as we forgive those who trespass against us,
and lead us not into temptation,
but deliver us from evil.
For thine is the kingdom,
the power and the glory,
for ever and ever.

My mom sent me this in response to my posting the diagnostic criteria for AD/HD yesterday. She’s not a health care professional, but she did raise five boys. Since I’m the oldest I got to see her do it. I also got to benefit from her love of nature (and sending us out into it), reading to her kids, being affectionate with her kids, making nutritious food, and her skepticism of TV and traditional schooling. And many, many other things, like her faith in her kids. The first thing they told us in my class on psychopathology was that we were not to diagnose ourselves, our friends, or family, so I won’t, but I suspect that all of us (except perhaps Ben) fit the diagnostic criteria for AD/HD for periods of our young lives. She wouldn’t even feed us sugar, much less amphetamines, so it’s not like it was a close call, but thanks, Mom, for not feeding us stimulants!

Here it is:
“Be forewarned, this takes effort on the parent’s part!

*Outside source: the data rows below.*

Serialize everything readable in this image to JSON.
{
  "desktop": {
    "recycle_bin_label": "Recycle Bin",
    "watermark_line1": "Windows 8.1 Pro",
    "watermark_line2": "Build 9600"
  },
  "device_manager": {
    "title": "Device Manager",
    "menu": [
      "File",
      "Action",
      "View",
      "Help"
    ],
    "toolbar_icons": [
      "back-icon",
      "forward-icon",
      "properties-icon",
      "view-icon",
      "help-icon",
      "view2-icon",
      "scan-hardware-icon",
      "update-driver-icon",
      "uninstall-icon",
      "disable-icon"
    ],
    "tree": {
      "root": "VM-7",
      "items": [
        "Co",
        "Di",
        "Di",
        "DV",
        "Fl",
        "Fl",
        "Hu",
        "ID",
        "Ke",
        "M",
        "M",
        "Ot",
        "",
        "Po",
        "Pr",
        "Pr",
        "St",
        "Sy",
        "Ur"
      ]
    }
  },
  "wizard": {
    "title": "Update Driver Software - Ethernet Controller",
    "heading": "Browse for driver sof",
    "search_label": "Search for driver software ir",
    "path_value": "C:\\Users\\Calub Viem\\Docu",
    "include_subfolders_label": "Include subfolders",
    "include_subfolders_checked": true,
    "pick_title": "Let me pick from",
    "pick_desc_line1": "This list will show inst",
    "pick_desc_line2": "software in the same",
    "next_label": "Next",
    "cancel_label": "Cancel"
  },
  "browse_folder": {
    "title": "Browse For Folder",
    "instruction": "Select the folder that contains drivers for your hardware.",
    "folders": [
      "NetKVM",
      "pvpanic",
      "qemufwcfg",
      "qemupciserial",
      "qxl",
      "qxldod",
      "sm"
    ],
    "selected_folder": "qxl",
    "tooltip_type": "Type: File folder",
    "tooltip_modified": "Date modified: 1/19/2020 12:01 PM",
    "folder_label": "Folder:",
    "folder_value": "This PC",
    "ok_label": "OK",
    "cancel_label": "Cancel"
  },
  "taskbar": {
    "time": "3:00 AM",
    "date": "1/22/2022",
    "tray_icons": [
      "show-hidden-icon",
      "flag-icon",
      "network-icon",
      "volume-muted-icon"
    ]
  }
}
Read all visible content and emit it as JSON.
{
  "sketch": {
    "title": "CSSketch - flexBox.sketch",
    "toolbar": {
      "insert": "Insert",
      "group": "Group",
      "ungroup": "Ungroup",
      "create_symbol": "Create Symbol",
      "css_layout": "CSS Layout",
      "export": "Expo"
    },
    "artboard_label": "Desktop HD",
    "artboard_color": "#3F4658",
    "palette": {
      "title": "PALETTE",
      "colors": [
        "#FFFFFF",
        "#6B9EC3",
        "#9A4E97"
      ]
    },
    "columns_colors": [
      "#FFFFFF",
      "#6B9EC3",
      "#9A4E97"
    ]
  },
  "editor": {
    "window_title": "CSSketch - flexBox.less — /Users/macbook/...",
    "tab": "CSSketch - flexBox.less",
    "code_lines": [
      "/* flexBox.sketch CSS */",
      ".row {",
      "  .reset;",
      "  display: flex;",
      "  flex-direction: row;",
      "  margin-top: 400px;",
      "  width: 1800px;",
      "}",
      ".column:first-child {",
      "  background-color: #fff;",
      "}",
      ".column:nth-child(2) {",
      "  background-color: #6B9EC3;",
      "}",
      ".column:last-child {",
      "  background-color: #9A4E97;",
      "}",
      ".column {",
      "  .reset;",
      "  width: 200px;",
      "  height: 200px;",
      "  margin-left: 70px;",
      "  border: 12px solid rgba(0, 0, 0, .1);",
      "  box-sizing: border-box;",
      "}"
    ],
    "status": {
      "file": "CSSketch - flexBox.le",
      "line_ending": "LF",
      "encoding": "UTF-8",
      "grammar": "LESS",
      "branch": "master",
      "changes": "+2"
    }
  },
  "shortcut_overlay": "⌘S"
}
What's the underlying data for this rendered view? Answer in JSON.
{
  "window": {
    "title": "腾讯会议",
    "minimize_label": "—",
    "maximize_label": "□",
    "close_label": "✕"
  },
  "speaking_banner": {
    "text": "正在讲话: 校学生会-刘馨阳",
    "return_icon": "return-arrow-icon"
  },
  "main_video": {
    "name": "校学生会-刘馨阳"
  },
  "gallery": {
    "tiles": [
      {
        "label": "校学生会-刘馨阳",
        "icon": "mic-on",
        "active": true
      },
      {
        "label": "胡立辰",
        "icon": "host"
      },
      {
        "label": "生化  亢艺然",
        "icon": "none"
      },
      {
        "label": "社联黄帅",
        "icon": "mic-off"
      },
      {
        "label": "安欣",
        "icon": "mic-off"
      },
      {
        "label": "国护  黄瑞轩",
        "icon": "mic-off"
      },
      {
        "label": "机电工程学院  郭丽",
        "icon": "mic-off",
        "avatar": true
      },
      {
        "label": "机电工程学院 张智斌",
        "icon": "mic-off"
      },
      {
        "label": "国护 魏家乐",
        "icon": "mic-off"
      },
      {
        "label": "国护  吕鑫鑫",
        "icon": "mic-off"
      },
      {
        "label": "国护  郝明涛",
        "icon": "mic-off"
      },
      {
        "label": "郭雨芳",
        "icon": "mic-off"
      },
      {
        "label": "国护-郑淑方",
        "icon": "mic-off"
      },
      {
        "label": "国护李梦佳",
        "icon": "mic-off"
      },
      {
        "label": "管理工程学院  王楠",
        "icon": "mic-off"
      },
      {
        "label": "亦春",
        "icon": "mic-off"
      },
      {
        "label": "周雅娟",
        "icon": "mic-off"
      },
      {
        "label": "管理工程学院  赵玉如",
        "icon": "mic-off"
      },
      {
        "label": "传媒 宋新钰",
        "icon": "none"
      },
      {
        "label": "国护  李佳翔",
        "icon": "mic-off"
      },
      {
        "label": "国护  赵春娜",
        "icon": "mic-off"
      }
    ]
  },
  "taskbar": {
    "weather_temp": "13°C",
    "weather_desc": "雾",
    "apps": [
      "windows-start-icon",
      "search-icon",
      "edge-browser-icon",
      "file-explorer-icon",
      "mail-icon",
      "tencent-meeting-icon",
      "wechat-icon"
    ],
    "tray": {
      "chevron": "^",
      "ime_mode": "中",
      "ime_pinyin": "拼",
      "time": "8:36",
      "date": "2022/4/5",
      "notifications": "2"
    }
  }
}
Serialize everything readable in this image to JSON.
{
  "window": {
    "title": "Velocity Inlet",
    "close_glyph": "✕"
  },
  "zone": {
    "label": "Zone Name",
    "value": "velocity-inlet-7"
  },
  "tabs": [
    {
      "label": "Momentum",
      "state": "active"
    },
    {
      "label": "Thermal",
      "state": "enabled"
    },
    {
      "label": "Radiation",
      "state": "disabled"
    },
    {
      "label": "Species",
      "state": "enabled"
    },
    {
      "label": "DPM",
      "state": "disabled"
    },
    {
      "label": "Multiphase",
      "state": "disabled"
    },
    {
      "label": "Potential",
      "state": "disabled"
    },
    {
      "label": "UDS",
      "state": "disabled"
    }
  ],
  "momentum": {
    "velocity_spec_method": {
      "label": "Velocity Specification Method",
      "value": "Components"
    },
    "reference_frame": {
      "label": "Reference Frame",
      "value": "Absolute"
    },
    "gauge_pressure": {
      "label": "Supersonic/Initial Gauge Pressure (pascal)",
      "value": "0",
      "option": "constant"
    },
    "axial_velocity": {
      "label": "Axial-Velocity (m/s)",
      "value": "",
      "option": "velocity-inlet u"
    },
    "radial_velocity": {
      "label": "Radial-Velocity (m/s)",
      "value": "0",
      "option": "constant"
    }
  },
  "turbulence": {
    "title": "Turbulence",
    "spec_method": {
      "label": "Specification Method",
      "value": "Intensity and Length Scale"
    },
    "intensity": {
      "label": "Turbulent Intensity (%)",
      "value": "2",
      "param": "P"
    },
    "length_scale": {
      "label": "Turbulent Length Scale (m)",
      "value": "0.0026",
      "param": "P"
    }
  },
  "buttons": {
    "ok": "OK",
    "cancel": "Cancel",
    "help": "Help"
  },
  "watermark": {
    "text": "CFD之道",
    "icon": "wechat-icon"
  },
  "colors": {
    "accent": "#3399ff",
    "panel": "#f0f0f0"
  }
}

“Here is my humble prescription for hyperactivity in children (who, by the way, are usually boys): First, TAKE HIM OUT OF SCHOOL!! Live in, or move to, a rural area. (Or at least make sure there is a wild area, like woods or a meadow, nearby). Each day, after he has slept as late as he wants to, feed him a highly nutritious breakfast that contains no sugar, no additives, no colorings. Just whole foods. Then, send him outside to play in nature. Make sure he gets plenty of sun exposure. Make sure he has some of these things: trees to climb, grass to lie in, rocks to scramble on, water to swim or wade in, wildlife to watch, dirt to dig in, and bushes to hide in. (Create a beautiful outdoor environment for him if your outdoor area is naturally very stark.) Make sure he has plenty of water to drink. Let him roam freely. At lunchtime have him come in for another nutritious meal of whole foods. No sugar. Only water to drink. After a cuddle and as much attention as he wants from you, send him back outside to play in nature. Let him play as long as he wants. When he wants to come back inside, he can be read to or told stories, he can play or read quietly, or he can just rest while listening to soft classical music, or take a nap. No TV. No computers. No gameboys… no screens of any kind. Nothing with headphones. Then, back outside to play until the sun goes down. Back in for another nutritious meal, and then he is put in the bathtub. He plays in the bathtub for as long as he wants (an hour or more in very warm water is good). Then, he has a bedtime routine (thorough teeth brushing and flossing- you do it if necessary- and then jammies). After that he gets read to for a LONG TIME in bed…an hour or more is good… until he is sleepy. Make sure he has plenty of hugs and cuddles and kisses and loving words as he drifts off. Follow this prescription every day until his hyperactivity is cured. By the way, this routine could be of benefit to “normal” children, as well. It works for calming and soothing and centering and bringing color to their cheeks, and a more cheerful attitude in general. And, I’d go so far as to say, adults should try it, too… to cure whatever ails them.”